In the Republic of Ireland, there is one only rule about abortion: a woman can undergo it only if her life is at risk because of her pregnancy. This stringent rule is enforced by the government under the Eighth Amendment. Introduced to the republic's constitution in 1983 after a referendum, the amendment inspired the 1992 campaign "Repeal The Eight Amendment," which led to Abortion Rights Campaign in 2012. Both campaigns demanded for the same right: safe and accessible abortion services for Irish women. Now, according to government sources, Ireland will hold a referendum on abortion in May or June of 2018, which could significantly impact Irish women's bodily autonomy.
Premier Leo Varadkar's government intends on allowing the polarizing subject to go public so that Irish people may decide if abortion should be allowed to gain legal status "in almost all cases." And past records hint there is some reason for hope. Ireland has shown the capability to move in the progressive direction in instances such the 2015 referendum which led to the legalization of same-sex marriages. For what it's worth, the decision elevated Ireland to the status of the first country in the world to legalize same-sex marriages through a referendum. That's no mean feat.
Currently, however, Ireland's law on abortion culminates in some harrowing situations for women. Here are some facts worth considering:
- A woman in Ireland can face up to 14 years in prison if convicted of an illegal abortion.
- Women can have abortions but only abroad. Many seek England as their primary destination for terminating a pregnancy in often fragile and dangerous conditions.
- Investigative reports about Ireland's Health Products Regulatory Authority (HPRA) indicate that regulators reportedly confiscated abortion pills entering the country. A Broadly report said that almost 3,467 pills had been seized between 2011 and 2015.
- In one particularly disturbing case from 2016, a pregnant minor reportedly seeking abortion was sent to a psychiatric clinic instead.
- Since 2010, nearly 25,000 pregnant women in Ireland have had to travel to terminate their pregnancies.
- Abortion alone can cost an Irish woman between $600 to $2,000. This does not include expenditure brought on by travel and accommodation.
- Adding to the psychological trauma of inaccessible abortion and exorbitant fees, there is also no guarantee whether a woman will be able to travel in peace as anti-abortion campaigners frequently harass women traveling to terminate their pregnancy.

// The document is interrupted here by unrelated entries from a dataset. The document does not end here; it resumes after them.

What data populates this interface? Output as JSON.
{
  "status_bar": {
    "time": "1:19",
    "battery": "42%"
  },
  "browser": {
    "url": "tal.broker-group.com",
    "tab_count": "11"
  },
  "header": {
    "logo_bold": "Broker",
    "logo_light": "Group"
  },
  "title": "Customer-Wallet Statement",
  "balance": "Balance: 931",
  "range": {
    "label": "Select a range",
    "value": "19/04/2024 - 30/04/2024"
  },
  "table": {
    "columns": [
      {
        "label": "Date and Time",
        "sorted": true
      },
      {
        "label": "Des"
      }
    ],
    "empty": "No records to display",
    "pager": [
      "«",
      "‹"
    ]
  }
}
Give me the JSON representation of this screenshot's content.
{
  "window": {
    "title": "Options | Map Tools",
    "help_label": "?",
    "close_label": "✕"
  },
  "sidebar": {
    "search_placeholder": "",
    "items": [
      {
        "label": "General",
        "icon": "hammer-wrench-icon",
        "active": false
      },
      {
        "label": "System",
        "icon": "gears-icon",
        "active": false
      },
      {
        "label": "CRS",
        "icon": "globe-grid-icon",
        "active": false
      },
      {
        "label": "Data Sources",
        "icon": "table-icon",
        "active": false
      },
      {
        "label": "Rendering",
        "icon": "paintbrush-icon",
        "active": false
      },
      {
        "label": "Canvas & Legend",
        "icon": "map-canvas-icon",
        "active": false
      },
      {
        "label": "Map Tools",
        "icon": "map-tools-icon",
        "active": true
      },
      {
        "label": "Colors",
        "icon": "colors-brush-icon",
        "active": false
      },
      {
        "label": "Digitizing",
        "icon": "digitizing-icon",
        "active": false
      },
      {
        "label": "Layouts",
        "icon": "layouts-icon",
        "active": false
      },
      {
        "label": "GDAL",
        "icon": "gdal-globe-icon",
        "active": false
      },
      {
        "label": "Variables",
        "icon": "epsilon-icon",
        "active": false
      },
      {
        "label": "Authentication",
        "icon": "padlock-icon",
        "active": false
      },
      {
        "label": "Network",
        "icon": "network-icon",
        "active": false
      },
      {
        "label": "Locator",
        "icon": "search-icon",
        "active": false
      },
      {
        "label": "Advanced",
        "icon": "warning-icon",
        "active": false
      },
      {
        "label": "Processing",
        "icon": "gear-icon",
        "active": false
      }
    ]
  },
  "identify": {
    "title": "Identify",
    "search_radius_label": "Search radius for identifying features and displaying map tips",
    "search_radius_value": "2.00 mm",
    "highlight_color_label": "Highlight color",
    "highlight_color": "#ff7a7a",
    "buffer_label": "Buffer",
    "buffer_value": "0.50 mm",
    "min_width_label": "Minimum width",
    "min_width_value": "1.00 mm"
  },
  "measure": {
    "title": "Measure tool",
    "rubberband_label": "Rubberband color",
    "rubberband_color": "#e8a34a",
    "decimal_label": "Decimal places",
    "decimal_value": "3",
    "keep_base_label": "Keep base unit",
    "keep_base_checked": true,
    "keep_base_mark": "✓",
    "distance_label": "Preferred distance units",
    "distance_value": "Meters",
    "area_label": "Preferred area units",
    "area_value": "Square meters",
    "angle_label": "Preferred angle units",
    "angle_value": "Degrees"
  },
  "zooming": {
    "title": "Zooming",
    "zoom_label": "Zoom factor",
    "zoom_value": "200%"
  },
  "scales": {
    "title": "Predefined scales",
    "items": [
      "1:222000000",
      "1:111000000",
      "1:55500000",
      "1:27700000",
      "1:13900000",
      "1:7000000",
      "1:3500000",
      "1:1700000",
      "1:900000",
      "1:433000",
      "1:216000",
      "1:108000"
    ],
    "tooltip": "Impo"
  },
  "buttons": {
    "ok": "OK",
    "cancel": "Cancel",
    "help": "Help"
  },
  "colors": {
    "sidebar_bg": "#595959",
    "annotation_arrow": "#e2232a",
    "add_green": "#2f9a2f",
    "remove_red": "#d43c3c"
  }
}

- Raids are frequently carried out at pro-choice activists' homes as well as the homes of women seeking abortions, according to reports. In April, 2016, a desperate woman was arrested for an illegal abortion after her housemates reported to have found fetal remains in the shared kitchen trash can.
In other words, a woman who wishes to assert autonomy over her own body and choices will face an intimidating amount of resistance from legal bodies and medical institutions in the Republic of Ireland.
The international community has issued strong words for Ireland's record on abortion access. In June, a committee from the United Nations termed Ireland's current law as inconsistent with human rights. The report arrived as an evaluation of the shocking 2010 case of Siobhan Whelan who was denied abortion services in spite of being diagnosed with fatal fetal syndrome.
"The human rights committee has found that what happened to me was a human rights violation. It has recognised that Ireland’s abortion laws can cause women intense suffering, violating our most basic human rights," Whelan said.
If the referendum is in favor of changing the Eighth Amendment, thousands of women who have been forced to travel for abortion, denied abortion medicine, sent to psychiatric evaluations instead of hospitals, arrested for seeking desperate measures to terminate their pregnancies, and robbed of their right over their bodies, will have the chance to decide what they wish to do with their bodies and lives. If it passes, abortion will no longer be a criminal offense in the Republic of Ireland.